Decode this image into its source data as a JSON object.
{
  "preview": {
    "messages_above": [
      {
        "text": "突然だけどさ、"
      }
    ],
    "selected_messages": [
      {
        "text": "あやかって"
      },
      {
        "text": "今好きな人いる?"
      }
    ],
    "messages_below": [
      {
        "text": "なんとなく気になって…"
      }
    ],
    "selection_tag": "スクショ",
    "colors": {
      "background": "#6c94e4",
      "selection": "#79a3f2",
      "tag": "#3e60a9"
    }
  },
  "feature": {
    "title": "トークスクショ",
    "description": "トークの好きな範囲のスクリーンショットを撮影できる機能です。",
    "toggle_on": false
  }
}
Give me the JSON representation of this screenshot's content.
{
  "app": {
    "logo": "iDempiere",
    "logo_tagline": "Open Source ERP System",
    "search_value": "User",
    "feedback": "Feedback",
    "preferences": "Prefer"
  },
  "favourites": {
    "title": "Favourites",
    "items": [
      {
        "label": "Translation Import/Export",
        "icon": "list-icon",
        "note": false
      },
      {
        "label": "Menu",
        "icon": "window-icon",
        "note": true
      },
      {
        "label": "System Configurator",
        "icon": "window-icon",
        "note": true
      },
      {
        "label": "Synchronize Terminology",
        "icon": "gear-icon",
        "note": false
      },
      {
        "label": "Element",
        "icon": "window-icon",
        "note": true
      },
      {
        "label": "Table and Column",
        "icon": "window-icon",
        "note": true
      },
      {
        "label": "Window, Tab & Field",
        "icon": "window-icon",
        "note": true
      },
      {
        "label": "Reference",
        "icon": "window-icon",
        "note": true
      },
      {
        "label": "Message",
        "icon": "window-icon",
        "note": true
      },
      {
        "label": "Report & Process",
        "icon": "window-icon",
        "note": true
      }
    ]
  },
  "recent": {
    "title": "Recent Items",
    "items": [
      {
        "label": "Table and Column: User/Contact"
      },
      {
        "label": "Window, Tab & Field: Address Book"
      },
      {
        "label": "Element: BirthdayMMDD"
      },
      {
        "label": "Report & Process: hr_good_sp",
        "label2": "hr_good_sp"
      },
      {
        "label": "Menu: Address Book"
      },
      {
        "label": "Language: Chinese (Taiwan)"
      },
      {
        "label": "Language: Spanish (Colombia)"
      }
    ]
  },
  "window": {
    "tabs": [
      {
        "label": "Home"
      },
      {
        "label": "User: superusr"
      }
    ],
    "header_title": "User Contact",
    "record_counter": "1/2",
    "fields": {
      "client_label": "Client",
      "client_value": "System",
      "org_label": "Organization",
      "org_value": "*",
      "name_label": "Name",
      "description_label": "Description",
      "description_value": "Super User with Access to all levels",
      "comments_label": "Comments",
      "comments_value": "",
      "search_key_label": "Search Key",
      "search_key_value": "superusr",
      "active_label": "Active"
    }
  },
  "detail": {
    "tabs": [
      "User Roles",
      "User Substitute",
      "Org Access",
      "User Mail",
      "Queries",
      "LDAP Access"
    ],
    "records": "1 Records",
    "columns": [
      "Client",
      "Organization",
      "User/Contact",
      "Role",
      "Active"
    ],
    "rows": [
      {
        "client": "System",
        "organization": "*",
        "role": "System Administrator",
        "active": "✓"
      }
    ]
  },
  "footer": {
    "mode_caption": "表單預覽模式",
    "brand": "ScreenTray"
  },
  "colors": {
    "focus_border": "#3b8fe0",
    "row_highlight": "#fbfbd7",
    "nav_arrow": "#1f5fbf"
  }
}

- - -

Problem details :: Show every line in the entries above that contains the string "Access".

Expected output ::
      "description_value": "Super User with Access to all levels",
      "Org Access",
      "LDAP Access"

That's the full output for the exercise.